Top of SUPPLIED ENTRIES

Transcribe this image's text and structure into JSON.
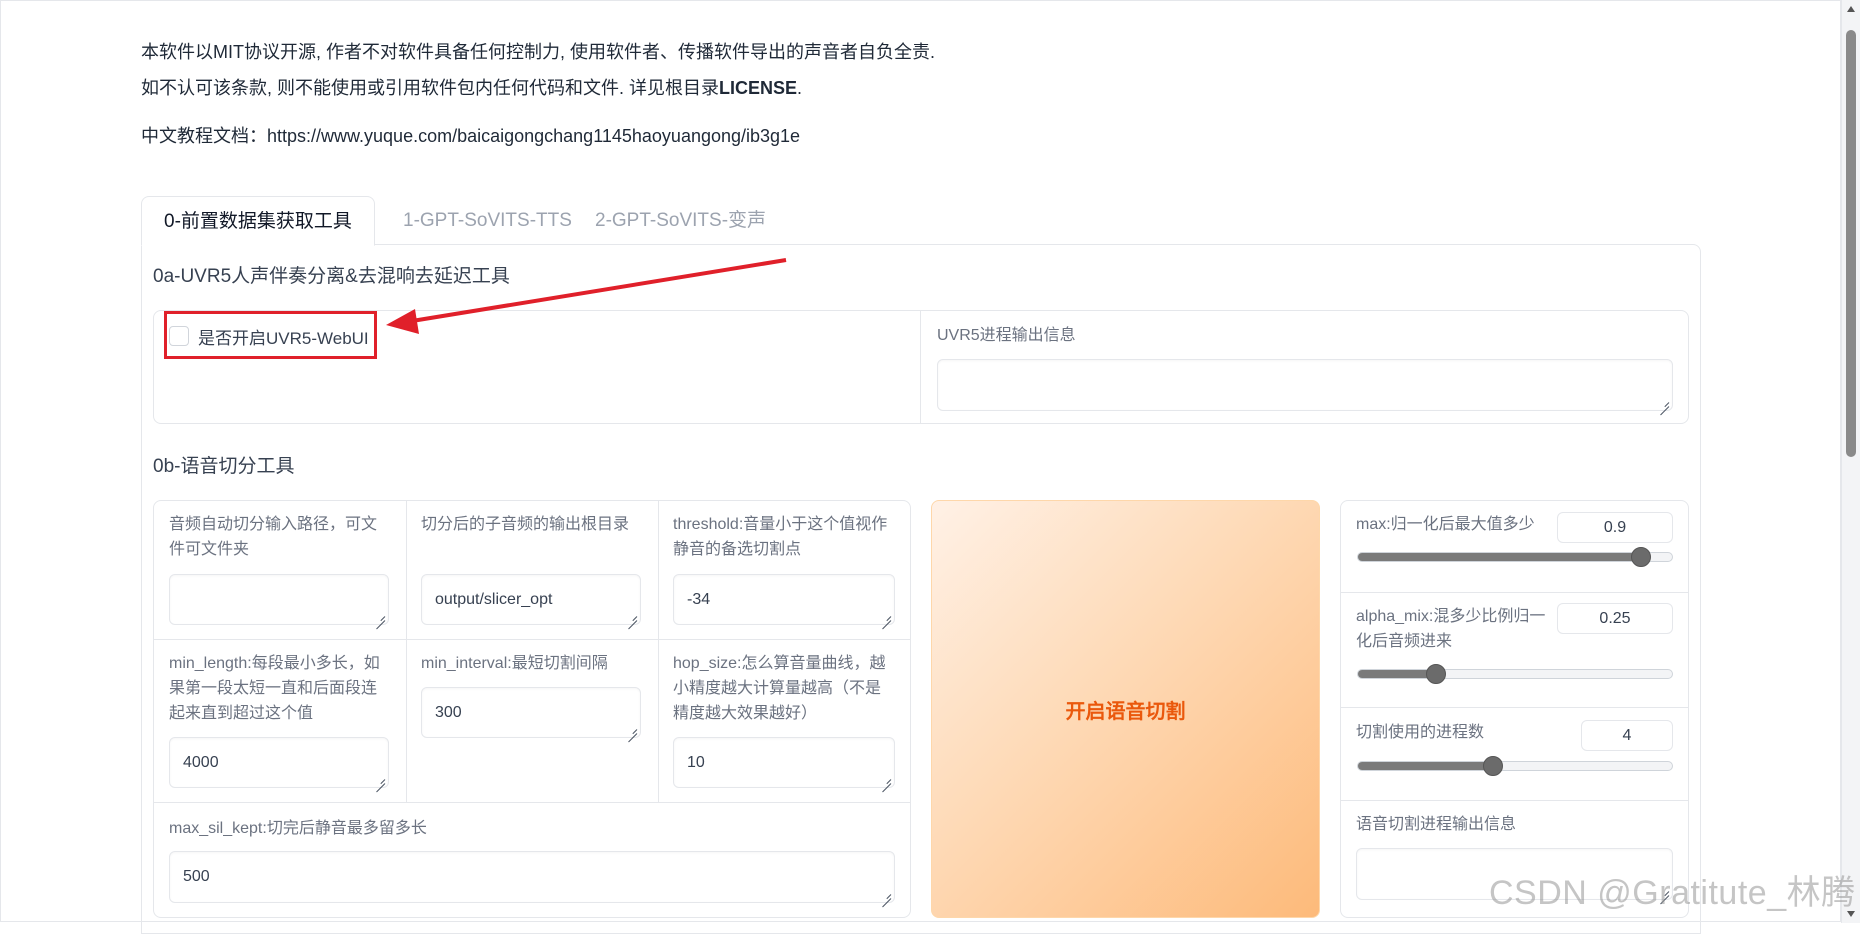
{
  "notice": {
    "line1": "本软件以MIT协议开源, 作者不对软件具备任何控制力, 使用软件者、传播软件导出的声音者自负全责.",
    "line2_prefix": "如不认可该条款, 则不能使用或引用软件包内任何代码和文件. 详见根目录",
    "line2_license": "LICENSE",
    "line2_suffix": "."
  },
  "tutorial": {
    "label": "中文教程文档：",
    "url": "https://www.yuque.com/baicaigongchang1145haoyuangong/ib3g1e"
  },
  "tabs": [
    {
      "label": "0-前置数据集获取工具",
      "active": true
    },
    {
      "label": "1-GPT-SoVITS-TTS",
      "active": false
    },
    {
      "label": "2-GPT-SoVITS-变声",
      "active": false
    }
  ],
  "uvr5": {
    "title": "0a-UVR5人声伴奏分离&去混响去延迟工具",
    "checkbox_label": "是否开启UVR5-WebUI",
    "checked": false,
    "output_label": "UVR5进程输出信息",
    "output_value": ""
  },
  "slicer": {
    "title": "0b-语音切分工具",
    "input_path_label": "音频自动切分输入路径，可文件可文件夹",
    "input_path_value": "",
    "output_dir_label": "切分后的子音频的输出根目录",
    "output_dir_value": "output/slicer_opt",
    "threshold_label": "threshold:音量小于这个值视作静音的备选切割点",
    "threshold_value": "-34",
    "min_length_label": "min_length:每段最小多长，如果第一段太短一直和后面段连起来直到超过这个值",
    "min_length_value": "4000",
    "min_interval_label": "min_interval:最短切割间隔",
    "min_interval_value": "300",
    "hop_size_label": "hop_size:怎么算音量曲线，越小精度越大计算量越高（不是精度越大效果越好）",
    "hop_size_value": "10",
    "max_sil_kept_label": "max_sil_kept:切完后静音最多留多长",
    "max_sil_kept_value": "500",
    "start_button": "开启语音切割",
    "max_label": "max:归一化后最大值多少",
    "max_value": "0.9",
    "max_fraction": 0.9,
    "alpha_label": "alpha_mix:混多少比例归一化后音频进来",
    "alpha_value": "0.25",
    "alpha_fraction": 0.25,
    "procs_label": "切割使用的进程数",
    "procs_value": "4",
    "procs_fraction": 0.43,
    "progress_label": "语音切割进程输出信息",
    "progress_value": ""
  },
  "colors": {
    "accent_orange": "#ea580c",
    "annotation_red": "#e0202a"
  },
  "watermark": "CSDN @Gratitute_林腾"
}
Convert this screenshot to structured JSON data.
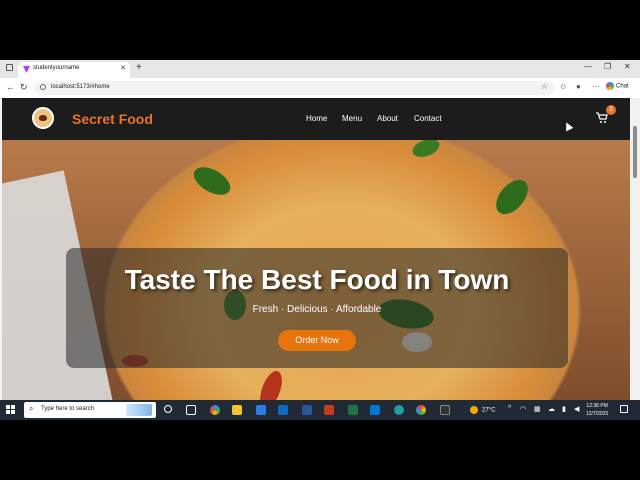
{
  "browser": {
    "tab_title": "studentyourname",
    "url": "localhost:5173/#home",
    "chat_label": "Chat"
  },
  "navbar": {
    "brand": "Secret Food",
    "links": [
      "Home",
      "Menu",
      "About",
      "Contact"
    ],
    "cart_count": "2"
  },
  "hero": {
    "title": "Taste The Best Food in Town",
    "subtitle": "Fresh · Delicious · Affordable",
    "cta": "Order Now"
  },
  "taskbar": {
    "search_placeholder": "Type here to search",
    "temperature": "27°C",
    "time": "12:38 PM",
    "date": "12/7/2025"
  },
  "colors": {
    "accent": "#e8742a",
    "button": "#e8740c",
    "navbar_bg": "#1c1c1c"
  }
}
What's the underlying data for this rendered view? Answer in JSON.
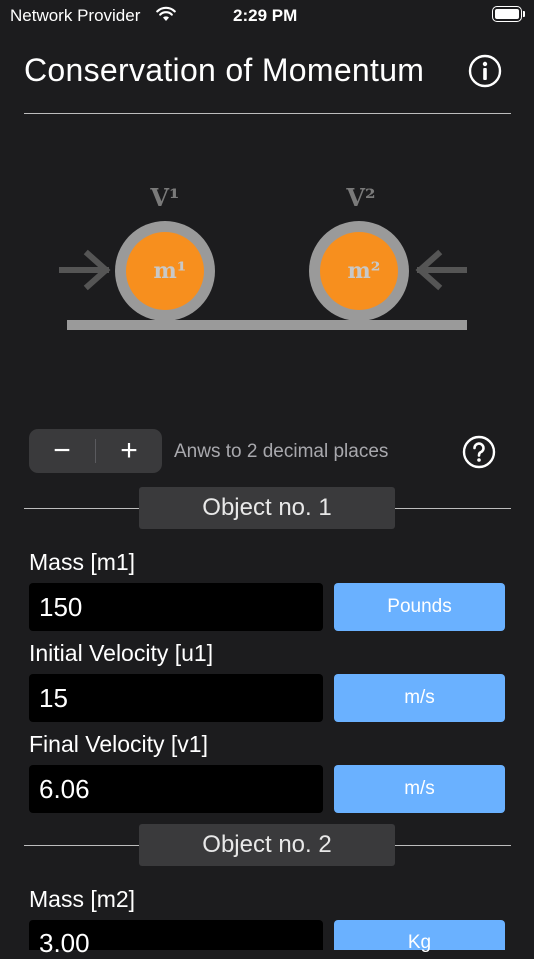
{
  "status_bar": {
    "carrier": "Network Provider",
    "time": "2:29 PM"
  },
  "header": {
    "title": "Conservation of Momentum"
  },
  "diagram": {
    "v1_label": "V¹",
    "v2_label": "V²",
    "m1_label": "m¹",
    "m2_label": "m²",
    "ball_color": "#f78f1e",
    "rim_color": "#9a9a9a"
  },
  "controls": {
    "minus_label": "−",
    "plus_label": "+",
    "hint": "Anws to 2 decimal places"
  },
  "object1": {
    "header": "Object no. 1",
    "mass_label": "Mass [m1]",
    "mass_value": "150",
    "mass_unit": "Pounds",
    "u_label": "Initial Velocity [u1]",
    "u_value": "15",
    "u_unit": "m/s",
    "v_label": "Final Velocity [v1]",
    "v_value": "6.06",
    "v_unit": "m/s"
  },
  "object2": {
    "header": "Object no. 2",
    "mass_label": "Mass [m2]",
    "mass_value": "3.00",
    "mass_unit": "Kg"
  },
  "colors": {
    "background": "#1c1c1e",
    "accent": "#6ab1ff"
  }
}
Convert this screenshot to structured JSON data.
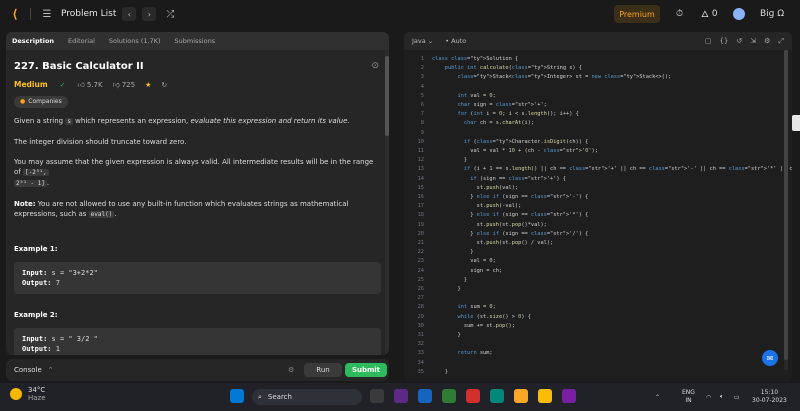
{
  "topbar": {
    "problem_list": "Problem List",
    "premium": "Premium",
    "streak": "0",
    "user": "Big Ω"
  },
  "tabs": [
    "Description",
    "Editorial",
    "Solutions (1.7K)",
    "Submissions"
  ],
  "problem": {
    "title": "227. Basic Calculator II",
    "difficulty": "Medium",
    "likes": "5.7K",
    "dislikes": "725",
    "companies": "Companies",
    "p1_a": "Given a string ",
    "p1_code": "s",
    "p1_b": " which represents an expression, ",
    "p1_em": "evaluate this expression and return its value.",
    "p2": "The integer division should truncate toward zero.",
    "p3_a": "You may assume that the given expression is always valid. All intermediate results will be in the range of ",
    "range_lo": "[-2³¹,",
    "range_hi": "2³¹ - 1]",
    "p3_end": ".",
    "note_label": "Note:",
    "note_text": " You are not allowed to use any built-in function which evaluates strings as mathematical expressions, such as ",
    "note_code": "eval()",
    "note_end": ".",
    "ex1_title": "Example 1:",
    "ex1_input_label": "Input:",
    "ex1_input": " s = \"3+2*2\"",
    "ex1_output_label": "Output:",
    "ex1_output": " 7",
    "ex2_title": "Example 2:",
    "ex2_input_label": "Input:",
    "ex2_input": " s = \" 3/2 \"",
    "ex2_output_label": "Output:",
    "ex2_output": " 1"
  },
  "console": {
    "label": "Console",
    "run": "Run",
    "submit": "Submit"
  },
  "editor": {
    "language": "Java",
    "mode": "Auto",
    "lines": [
      {
        "n": "1",
        "t": "class Solution {"
      },
      {
        "n": "2",
        "t": "    public int calculate(String s) {"
      },
      {
        "n": "3",
        "t": "        Stack<Integer> st = new Stack<>();"
      },
      {
        "n": "4",
        "t": ""
      },
      {
        "n": "5",
        "t": "        int val = 0;"
      },
      {
        "n": "6",
        "t": "        char sign = '+';"
      },
      {
        "n": "7",
        "t": "        for (int i = 0; i < s.length(); i++) {"
      },
      {
        "n": "8",
        "t": "          char ch = s.charAt(i);"
      },
      {
        "n": "9",
        "t": ""
      },
      {
        "n": "10",
        "t": "          if (Character.isDigit(ch)) {"
      },
      {
        "n": "11",
        "t": "            val = val * 10 + (ch - '0');"
      },
      {
        "n": "12",
        "t": "          }"
      },
      {
        "n": "13",
        "t": "          if (i + 1 == s.length() || ch == '+' || ch == '-' || ch == '*' || ch == '/') {"
      },
      {
        "n": "14",
        "t": "            if (sign == '+') {"
      },
      {
        "n": "15",
        "t": "              st.push(val);"
      },
      {
        "n": "16",
        "t": "            } else if (sign == '-') {"
      },
      {
        "n": "17",
        "t": "              st.push(-val);"
      },
      {
        "n": "18",
        "t": "            } else if (sign == '*') {"
      },
      {
        "n": "19",
        "t": "              st.push(st.pop()*val);"
      },
      {
        "n": "20",
        "t": "            } else if (sign == '/') {"
      },
      {
        "n": "21",
        "t": "              st.push(st.pop() / val);"
      },
      {
        "n": "22",
        "t": "            }"
      },
      {
        "n": "23",
        "t": "            val = 0;"
      },
      {
        "n": "24",
        "t": "            sign = ch;"
      },
      {
        "n": "25",
        "t": "          }"
      },
      {
        "n": "26",
        "t": "        }"
      },
      {
        "n": "27",
        "t": ""
      },
      {
        "n": "28",
        "t": "        int sum = 0;"
      },
      {
        "n": "29",
        "t": "        while (st.size() > 0) {"
      },
      {
        "n": "30",
        "t": "          sum += st.pop();"
      },
      {
        "n": "31",
        "t": "        }"
      },
      {
        "n": "32",
        "t": ""
      },
      {
        "n": "33",
        "t": "        return sum;"
      },
      {
        "n": "34",
        "t": ""
      },
      {
        "n": "35",
        "t": "    }"
      }
    ]
  },
  "taskbar": {
    "temp": "34°C",
    "weather": "Haze",
    "search": "Search",
    "lang1": "ENG",
    "lang2": "IN",
    "time": "15:10",
    "date": "30-07-2023"
  },
  "colors": {
    "accent": "#ffa116",
    "medium": "#ffc01e",
    "submit": "#2cbb5d"
  }
}
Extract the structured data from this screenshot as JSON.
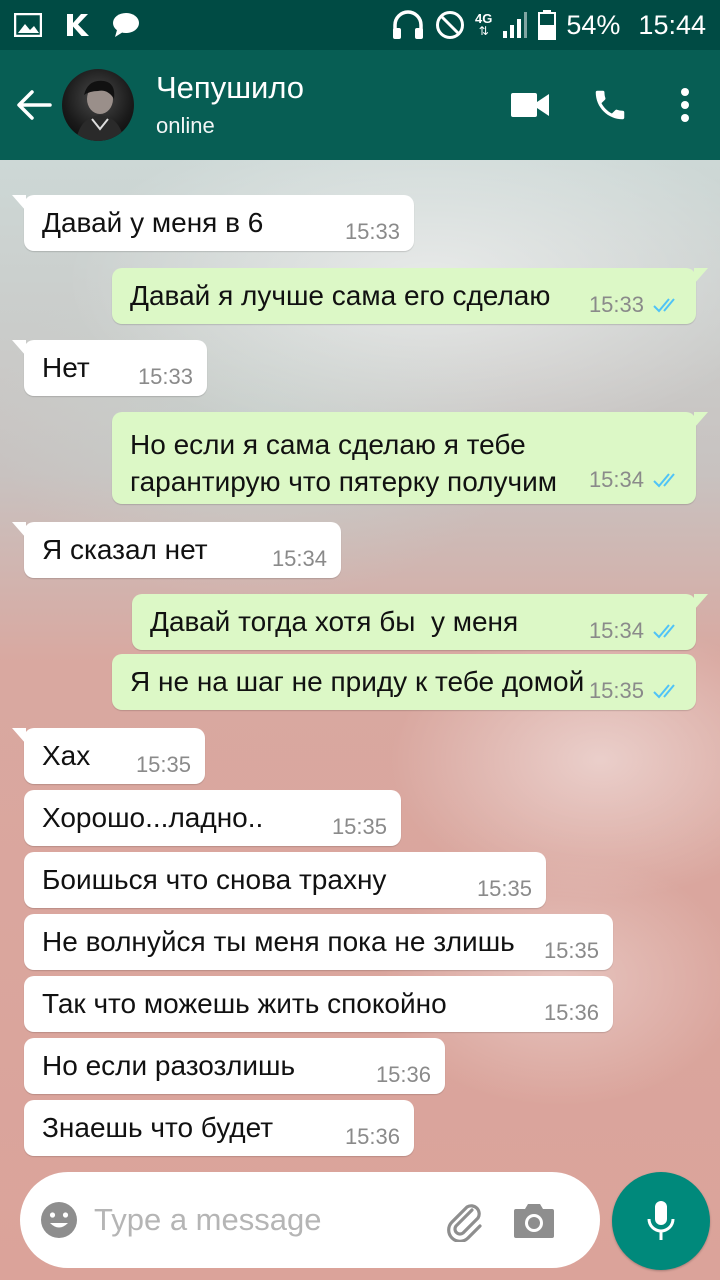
{
  "status_bar": {
    "network": "4G",
    "battery": "54%",
    "time": "15:44"
  },
  "header": {
    "contact_name": "Чепушило",
    "contact_status": "online",
    "icons": [
      "back-arrow-icon",
      "video-call-icon",
      "phone-icon",
      "more-vert-icon"
    ]
  },
  "messages": [
    {
      "dir": "in",
      "text": "Давай у меня в 6",
      "time": "15:33"
    },
    {
      "dir": "out",
      "text": "Давай я лучше сама его сделаю",
      "time": "15:33"
    },
    {
      "dir": "in",
      "text": "Нет",
      "time": "15:33"
    },
    {
      "dir": "out",
      "text": "Но если я сама сделаю я тебе гарантирую что пятерку получим",
      "time": "15:34"
    },
    {
      "dir": "in",
      "text": "Я сказал нет",
      "time": "15:34"
    },
    {
      "dir": "out",
      "text": "Давай тогда хотя бы  у меня",
      "time": "15:34"
    },
    {
      "dir": "out",
      "text": "Я не на шаг не приду к тебе домой",
      "time": "15:35"
    },
    {
      "dir": "in",
      "text": "Хах",
      "time": "15:35"
    },
    {
      "dir": "in",
      "text": "Хорошо...ладно..",
      "time": "15:35"
    },
    {
      "dir": "in",
      "text": "Боишься что снова трахну",
      "time": "15:35"
    },
    {
      "dir": "in",
      "text": "Не волнуйся ты меня пока не злишь",
      "time": "15:35"
    },
    {
      "dir": "in",
      "text": "Так что можешь жить спокойно",
      "time": "15:36"
    },
    {
      "dir": "in",
      "text": "Но если разозлишь",
      "time": "15:36"
    },
    {
      "dir": "in",
      "text": "Знаешь что будет",
      "time": "15:36"
    }
  ],
  "input": {
    "placeholder": "Type a message"
  },
  "colors": {
    "status_bar": "#004b44",
    "app_bar": "#075e54",
    "outgoing_bubble": "#dcf8c6",
    "incoming_bubble": "#ffffff",
    "read_ticks": "#4fc3f7",
    "mic_button": "#00897b"
  }
}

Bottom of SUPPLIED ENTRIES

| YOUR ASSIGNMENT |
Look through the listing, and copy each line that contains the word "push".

| SOLUTION TO THE PROBLEM |
        "t": "              st.push(val);"
        "t": "              st.push(-val);"
        "t": "              st.push(st.pop()*val);"
        "t": "              st.push(st.pop() / val);"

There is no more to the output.